Jan 13, 2014
In the Northeast, we’re stuck in the grey days of Winter following Christmas Break. Students and teachers languish in their classrooms looking out and seeing drifting snows and overcast skies which seem to hide the Sun for months; the only illumination coming from the overhead light. How can we fight this dreaded ennui?
Field trips are the perfect way to combat doldrums of constant lecture and cabin fever. It’s surprising to me that it seems that so few secondary schools use field trips as an educational tool. Not only do field trips offer a nice change of pace and keep learning from becoming stagnant, but ‘physical learning’ which keeps the brain active and engaged.
Field trips are exciting and bring the content to life in ways that pure lecture cannot, and they don’t necessarily have to be the traditional trip. As the proverb says: ‘Tell me and I'll forget; show me and I may remember; involve me and I'll understand.’
It’s been my experience that the more physical and tangible something is, the more likely it is that a student will retain knowledge from the lesson. The Silk Road, for example. It’s one thing for me to talk about the movement of caravans between China and Europe bringing goods, money and cultural diffusion, but if a student doesn’t know where Europe or China are, or even what silk is, what meaning or importance are they going to walk away with. On the other hand, if I pull out a map of Eurasia with both Han Dynasty China and Rome displayed, showing the path of those early traders, the distances involved along the Road, he’s much more likely to come away a clearer picture of what I’m trying to teach them.
The field trip takes that further and involves the student directly and provides them with the concrete experience to help them understand. In 2004, I had the privilege to visit Normandy for the anniversary of the Invasion. For years I had read and listened to stories about the Invasion - descriptions of the hedgerows and anecdotes of paratroopers fighting near Ste.-Mere-Eglise. It wasn’t until I myself walked the two miles from the Chef-Du-Pont train platform to Ste.-Mere-Eglise at five o’clock in the morning passing those very hedgerows and how thick and tall they were that I understood what I had read. Visiting a historical park like Ft. McHenry, or a museum village like Genesee Country Museum or Buffalo Niagara Heritage Village are perfect for experiencing History

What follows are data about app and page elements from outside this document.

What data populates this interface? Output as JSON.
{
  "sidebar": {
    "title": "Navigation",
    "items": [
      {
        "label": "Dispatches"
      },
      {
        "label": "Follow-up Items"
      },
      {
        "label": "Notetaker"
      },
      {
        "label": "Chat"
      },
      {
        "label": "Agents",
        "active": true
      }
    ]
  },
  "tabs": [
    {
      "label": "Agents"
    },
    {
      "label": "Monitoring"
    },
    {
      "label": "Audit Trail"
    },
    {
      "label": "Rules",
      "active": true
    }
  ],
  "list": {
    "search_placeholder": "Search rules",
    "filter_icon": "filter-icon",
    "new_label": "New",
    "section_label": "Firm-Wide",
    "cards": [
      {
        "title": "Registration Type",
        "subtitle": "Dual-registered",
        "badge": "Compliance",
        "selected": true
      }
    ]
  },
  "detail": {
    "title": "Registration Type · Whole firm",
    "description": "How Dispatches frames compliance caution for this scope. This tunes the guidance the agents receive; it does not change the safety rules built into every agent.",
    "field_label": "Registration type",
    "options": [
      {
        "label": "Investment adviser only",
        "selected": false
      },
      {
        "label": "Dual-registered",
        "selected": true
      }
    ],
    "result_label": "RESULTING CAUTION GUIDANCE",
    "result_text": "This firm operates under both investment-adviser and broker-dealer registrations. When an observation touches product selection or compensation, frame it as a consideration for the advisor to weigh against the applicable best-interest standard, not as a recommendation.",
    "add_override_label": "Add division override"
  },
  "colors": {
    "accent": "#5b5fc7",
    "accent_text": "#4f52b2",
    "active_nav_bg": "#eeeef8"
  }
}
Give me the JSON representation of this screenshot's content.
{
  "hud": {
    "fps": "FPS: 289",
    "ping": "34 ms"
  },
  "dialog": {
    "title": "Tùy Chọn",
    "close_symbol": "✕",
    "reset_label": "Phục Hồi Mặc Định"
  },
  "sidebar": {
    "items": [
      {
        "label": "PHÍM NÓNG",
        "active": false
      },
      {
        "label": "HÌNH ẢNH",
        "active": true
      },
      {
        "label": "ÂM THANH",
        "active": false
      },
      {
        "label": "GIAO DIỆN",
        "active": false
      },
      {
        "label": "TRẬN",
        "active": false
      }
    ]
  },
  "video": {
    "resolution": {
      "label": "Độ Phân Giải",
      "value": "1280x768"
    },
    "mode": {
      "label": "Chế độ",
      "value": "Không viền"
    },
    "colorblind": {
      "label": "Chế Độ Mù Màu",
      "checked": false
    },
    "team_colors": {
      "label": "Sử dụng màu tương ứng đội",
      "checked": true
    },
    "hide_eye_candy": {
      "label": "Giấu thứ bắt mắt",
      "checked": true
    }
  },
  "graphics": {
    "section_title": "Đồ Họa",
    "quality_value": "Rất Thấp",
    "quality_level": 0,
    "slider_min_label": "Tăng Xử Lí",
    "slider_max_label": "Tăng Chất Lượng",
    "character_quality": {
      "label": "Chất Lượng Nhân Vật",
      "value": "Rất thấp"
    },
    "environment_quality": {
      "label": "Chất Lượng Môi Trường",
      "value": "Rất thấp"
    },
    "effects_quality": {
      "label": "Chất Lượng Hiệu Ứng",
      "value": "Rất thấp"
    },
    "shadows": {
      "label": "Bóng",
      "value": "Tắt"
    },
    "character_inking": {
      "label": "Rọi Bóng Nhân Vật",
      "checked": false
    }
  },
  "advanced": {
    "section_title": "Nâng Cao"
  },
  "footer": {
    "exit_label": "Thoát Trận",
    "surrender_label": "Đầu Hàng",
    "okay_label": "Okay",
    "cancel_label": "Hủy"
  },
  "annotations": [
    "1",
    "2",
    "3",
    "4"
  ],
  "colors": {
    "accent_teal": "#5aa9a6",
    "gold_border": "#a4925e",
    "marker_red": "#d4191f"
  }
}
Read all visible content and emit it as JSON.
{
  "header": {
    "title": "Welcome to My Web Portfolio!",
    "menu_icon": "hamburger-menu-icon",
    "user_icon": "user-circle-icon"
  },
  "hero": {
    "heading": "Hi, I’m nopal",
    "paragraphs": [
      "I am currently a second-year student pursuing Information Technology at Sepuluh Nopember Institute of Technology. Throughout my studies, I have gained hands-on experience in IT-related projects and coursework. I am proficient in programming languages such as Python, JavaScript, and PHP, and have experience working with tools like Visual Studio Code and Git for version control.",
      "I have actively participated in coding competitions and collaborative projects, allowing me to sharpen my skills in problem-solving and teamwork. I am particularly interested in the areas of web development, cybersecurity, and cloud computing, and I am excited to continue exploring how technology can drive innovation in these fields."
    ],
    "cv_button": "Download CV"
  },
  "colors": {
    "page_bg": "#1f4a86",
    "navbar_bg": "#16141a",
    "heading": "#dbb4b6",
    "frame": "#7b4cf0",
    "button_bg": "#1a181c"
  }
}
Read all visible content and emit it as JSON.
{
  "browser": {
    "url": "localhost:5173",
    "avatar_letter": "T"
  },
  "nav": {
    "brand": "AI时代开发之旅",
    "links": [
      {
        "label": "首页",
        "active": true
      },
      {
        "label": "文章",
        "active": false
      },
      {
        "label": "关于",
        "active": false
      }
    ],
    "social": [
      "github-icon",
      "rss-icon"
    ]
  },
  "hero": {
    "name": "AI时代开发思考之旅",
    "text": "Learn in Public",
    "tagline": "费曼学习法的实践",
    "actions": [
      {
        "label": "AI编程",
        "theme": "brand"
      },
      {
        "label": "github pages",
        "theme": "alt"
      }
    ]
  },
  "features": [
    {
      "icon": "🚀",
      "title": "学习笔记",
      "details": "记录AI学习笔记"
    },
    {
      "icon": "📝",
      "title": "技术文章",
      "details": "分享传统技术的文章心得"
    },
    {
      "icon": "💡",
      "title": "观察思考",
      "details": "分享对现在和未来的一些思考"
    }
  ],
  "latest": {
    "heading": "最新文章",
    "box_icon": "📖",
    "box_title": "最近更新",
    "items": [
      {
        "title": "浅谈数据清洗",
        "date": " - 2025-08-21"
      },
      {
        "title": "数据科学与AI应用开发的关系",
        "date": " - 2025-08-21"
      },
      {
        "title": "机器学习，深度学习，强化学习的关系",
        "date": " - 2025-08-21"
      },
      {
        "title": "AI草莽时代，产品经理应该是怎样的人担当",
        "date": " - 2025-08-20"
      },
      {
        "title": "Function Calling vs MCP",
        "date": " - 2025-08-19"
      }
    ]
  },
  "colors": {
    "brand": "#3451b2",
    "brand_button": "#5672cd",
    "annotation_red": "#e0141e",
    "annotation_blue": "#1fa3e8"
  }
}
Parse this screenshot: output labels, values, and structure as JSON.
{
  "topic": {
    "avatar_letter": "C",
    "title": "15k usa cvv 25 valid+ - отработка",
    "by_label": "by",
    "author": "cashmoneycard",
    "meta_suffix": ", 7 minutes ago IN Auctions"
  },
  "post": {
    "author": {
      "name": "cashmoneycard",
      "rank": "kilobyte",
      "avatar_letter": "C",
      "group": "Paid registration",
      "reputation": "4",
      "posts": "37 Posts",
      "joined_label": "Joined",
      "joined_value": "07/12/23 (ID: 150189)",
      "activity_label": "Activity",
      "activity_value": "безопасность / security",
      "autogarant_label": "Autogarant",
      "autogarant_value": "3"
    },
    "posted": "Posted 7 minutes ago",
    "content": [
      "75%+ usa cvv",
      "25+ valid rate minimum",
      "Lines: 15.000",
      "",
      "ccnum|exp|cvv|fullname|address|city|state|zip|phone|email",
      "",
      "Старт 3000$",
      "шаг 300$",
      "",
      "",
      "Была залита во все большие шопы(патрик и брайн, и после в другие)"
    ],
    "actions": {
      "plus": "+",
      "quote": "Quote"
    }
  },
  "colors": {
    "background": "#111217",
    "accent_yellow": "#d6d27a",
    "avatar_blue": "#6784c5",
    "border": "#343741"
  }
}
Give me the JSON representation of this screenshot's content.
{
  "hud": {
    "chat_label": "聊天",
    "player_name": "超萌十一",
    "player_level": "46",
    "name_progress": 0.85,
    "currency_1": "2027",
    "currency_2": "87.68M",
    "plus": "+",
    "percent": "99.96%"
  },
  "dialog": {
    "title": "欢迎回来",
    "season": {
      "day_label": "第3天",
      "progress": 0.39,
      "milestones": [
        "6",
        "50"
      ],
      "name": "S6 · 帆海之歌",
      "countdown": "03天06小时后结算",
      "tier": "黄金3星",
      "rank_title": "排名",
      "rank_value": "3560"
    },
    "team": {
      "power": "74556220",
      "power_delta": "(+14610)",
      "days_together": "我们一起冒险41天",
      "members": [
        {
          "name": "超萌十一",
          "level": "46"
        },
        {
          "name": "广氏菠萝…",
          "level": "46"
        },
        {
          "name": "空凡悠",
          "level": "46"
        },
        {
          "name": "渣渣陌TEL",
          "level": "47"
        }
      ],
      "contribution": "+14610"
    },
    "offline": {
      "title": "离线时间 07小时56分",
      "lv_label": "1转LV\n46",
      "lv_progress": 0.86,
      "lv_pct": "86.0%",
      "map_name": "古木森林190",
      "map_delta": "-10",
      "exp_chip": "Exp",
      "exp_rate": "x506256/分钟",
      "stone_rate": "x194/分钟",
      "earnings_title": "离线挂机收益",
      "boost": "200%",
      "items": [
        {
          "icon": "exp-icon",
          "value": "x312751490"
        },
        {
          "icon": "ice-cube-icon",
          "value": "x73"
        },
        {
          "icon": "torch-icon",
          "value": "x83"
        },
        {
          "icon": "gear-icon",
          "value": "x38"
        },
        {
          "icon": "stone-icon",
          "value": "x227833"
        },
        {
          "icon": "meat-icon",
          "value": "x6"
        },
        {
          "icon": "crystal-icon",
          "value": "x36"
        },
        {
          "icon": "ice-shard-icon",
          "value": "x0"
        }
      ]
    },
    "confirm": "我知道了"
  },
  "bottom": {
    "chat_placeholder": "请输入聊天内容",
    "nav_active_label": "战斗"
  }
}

As I mentioned earlier, they don’t have to be physical field trips, either. Programs like Google Earth allow teachers to take their students anywhere without leaving the school and will even help you program a tour of the area you’re studying.
Finally, the students can create their own field trip. Have the students role play out what their learning. We learn by doing, and if we’re constructing a mockup of the Panama Canal or a motte & bailey in the school yard, it engages our learning in a way that enhances our ability to understand.
Resources for Social Studies Students & Teachers